MATERIAL TO PROCESS:
#####

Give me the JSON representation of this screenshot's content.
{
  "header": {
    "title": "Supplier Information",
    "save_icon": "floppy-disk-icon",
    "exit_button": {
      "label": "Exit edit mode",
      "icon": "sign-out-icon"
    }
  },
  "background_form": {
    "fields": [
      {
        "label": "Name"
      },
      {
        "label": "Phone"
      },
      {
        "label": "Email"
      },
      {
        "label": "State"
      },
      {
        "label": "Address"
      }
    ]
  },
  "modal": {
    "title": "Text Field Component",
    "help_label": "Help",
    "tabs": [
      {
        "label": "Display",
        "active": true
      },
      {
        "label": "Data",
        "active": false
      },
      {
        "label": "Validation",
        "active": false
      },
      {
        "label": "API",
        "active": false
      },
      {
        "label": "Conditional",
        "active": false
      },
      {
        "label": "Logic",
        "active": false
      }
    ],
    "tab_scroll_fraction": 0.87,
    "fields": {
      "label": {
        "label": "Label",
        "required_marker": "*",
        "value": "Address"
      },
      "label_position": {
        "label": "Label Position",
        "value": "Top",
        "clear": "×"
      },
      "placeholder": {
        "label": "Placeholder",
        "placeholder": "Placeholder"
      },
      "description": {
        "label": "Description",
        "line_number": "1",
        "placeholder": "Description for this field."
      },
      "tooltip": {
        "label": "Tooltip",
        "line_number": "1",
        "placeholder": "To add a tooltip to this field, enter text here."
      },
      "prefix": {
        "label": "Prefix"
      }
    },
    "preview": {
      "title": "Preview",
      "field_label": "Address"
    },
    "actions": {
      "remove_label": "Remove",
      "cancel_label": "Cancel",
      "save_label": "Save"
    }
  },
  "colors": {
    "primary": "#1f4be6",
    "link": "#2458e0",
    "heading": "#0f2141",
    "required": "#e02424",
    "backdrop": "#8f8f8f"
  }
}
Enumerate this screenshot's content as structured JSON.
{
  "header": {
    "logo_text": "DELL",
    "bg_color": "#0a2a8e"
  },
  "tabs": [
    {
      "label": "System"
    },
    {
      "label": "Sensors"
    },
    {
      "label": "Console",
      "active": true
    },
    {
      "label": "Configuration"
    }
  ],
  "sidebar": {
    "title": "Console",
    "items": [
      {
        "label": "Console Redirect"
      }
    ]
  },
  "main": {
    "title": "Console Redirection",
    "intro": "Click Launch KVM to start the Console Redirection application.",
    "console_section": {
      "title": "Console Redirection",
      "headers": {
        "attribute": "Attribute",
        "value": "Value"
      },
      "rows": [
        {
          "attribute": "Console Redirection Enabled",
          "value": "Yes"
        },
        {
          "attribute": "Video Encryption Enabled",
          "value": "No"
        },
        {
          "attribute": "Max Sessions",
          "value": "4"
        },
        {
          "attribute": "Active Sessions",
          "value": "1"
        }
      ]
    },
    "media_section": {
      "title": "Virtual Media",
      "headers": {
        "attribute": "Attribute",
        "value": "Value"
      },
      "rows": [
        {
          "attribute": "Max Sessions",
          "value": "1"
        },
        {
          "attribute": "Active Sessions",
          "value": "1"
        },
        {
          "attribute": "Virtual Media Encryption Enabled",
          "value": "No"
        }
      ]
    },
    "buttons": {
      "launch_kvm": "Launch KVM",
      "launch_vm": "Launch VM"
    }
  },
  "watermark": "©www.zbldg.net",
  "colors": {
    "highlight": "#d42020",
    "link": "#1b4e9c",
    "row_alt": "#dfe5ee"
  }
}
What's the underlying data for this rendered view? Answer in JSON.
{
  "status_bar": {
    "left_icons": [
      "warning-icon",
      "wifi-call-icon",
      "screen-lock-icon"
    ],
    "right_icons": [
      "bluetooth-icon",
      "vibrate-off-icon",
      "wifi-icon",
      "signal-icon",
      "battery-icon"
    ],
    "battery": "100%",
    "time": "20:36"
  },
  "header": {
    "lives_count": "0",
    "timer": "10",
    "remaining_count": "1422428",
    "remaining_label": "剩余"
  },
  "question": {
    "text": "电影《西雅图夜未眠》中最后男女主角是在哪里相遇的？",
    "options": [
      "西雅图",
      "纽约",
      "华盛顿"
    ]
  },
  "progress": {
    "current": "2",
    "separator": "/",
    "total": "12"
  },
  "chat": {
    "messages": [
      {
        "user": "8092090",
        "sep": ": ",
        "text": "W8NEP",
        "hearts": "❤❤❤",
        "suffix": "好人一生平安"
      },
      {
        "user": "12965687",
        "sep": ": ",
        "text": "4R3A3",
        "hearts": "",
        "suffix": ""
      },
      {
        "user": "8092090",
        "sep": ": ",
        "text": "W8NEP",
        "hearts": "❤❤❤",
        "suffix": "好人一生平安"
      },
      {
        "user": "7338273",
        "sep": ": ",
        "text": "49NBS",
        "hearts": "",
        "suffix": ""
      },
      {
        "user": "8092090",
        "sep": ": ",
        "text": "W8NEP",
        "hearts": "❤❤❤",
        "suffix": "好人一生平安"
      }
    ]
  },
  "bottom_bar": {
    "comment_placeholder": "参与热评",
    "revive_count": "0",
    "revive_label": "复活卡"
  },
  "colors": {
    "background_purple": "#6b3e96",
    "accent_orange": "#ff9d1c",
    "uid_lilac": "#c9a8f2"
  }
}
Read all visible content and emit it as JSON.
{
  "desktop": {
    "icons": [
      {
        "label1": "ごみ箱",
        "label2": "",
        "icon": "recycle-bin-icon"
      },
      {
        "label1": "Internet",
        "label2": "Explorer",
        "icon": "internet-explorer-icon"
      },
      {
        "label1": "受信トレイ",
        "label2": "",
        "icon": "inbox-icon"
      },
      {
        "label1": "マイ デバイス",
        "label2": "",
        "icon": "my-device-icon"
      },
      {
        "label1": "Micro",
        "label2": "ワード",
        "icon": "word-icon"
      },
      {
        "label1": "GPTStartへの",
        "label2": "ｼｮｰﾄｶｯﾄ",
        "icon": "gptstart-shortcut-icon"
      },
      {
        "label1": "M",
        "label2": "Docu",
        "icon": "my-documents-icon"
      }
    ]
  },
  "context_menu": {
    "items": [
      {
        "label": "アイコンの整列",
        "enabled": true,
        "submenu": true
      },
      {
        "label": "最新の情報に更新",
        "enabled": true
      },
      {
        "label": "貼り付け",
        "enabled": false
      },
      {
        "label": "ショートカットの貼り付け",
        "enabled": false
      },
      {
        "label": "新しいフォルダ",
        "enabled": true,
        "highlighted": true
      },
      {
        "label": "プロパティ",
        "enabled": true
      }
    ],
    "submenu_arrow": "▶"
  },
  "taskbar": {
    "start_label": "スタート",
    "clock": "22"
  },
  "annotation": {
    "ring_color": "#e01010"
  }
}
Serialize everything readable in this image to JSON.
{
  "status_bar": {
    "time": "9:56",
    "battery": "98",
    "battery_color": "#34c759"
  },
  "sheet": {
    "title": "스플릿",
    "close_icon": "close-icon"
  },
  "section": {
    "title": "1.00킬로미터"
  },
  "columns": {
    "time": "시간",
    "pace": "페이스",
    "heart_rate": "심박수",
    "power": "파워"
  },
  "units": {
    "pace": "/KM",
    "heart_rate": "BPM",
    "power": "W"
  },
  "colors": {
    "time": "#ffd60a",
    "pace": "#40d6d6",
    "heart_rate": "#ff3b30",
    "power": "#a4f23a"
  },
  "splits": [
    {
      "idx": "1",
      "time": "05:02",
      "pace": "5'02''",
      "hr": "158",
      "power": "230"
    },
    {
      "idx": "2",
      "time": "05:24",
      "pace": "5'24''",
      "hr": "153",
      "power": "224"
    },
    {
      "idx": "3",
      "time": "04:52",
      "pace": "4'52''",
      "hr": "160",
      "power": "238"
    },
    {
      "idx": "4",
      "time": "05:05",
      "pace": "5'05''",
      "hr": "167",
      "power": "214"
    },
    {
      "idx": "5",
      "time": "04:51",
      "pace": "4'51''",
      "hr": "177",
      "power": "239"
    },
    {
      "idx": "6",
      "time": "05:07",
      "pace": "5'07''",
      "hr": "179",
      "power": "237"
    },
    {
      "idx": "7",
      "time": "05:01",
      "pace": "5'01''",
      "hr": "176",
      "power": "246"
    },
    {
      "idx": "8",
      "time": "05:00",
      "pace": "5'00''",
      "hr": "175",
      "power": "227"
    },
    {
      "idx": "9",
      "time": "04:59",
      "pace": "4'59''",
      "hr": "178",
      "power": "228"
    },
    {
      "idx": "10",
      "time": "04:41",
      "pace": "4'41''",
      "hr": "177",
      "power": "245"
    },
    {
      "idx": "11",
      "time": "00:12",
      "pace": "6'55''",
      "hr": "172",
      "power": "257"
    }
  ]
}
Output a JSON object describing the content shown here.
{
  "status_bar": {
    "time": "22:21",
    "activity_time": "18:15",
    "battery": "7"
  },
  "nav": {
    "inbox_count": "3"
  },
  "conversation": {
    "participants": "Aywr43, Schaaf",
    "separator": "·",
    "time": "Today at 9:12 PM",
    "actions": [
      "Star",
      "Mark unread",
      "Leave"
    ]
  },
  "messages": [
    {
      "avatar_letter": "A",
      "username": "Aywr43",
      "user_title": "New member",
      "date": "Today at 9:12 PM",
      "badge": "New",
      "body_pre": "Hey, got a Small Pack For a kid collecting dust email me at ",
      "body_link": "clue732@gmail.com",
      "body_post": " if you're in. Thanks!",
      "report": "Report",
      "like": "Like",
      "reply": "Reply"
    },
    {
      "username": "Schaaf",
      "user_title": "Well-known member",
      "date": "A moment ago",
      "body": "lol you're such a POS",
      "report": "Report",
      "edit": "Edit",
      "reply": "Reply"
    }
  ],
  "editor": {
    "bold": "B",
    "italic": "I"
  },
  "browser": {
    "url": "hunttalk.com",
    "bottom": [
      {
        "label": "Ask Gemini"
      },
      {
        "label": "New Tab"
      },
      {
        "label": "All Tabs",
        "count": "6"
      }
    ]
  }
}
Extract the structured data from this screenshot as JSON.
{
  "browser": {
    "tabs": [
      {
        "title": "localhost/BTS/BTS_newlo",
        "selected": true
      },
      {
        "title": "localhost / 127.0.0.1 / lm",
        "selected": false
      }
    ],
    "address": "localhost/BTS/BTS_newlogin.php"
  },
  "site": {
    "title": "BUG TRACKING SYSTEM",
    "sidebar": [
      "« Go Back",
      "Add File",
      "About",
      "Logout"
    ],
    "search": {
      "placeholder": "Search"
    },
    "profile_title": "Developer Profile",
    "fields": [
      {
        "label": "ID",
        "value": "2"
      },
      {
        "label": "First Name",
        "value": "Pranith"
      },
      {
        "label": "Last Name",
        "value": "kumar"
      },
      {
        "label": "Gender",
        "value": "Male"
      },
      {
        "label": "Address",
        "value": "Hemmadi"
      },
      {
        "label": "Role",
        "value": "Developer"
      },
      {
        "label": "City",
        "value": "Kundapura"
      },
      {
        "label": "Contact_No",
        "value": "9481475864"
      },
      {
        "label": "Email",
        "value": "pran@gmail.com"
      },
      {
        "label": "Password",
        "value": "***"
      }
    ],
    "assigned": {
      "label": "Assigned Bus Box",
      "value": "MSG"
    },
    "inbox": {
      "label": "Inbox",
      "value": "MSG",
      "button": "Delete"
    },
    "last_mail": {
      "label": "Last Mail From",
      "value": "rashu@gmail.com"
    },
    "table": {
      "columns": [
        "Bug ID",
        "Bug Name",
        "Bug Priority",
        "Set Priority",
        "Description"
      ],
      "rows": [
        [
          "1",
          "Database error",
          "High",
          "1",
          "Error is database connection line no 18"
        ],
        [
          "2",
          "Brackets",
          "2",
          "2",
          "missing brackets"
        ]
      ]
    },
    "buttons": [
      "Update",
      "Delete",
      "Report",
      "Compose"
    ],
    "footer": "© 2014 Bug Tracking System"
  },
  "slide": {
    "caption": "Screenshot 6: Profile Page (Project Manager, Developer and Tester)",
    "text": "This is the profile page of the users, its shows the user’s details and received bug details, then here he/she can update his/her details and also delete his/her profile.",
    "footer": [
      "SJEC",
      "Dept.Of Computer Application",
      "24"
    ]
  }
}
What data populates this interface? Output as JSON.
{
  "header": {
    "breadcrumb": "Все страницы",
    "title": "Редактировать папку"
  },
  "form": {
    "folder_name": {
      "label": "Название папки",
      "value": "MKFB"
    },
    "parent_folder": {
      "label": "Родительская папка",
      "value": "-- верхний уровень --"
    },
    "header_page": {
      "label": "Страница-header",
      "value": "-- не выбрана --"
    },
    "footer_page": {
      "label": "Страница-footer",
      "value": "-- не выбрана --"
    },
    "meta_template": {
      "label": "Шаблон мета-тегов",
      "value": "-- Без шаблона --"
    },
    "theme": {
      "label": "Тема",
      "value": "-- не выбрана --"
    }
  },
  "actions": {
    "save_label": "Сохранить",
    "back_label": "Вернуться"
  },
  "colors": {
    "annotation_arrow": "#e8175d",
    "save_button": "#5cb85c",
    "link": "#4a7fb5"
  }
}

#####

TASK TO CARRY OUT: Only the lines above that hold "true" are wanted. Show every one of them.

ANSWER SECTION:
        "active": true
      "active": true
        "enabled": true,
        "submenu": true
        "enabled": true
        "enabled": true,
        "highlighted": true
        "enabled": true
        "selected": true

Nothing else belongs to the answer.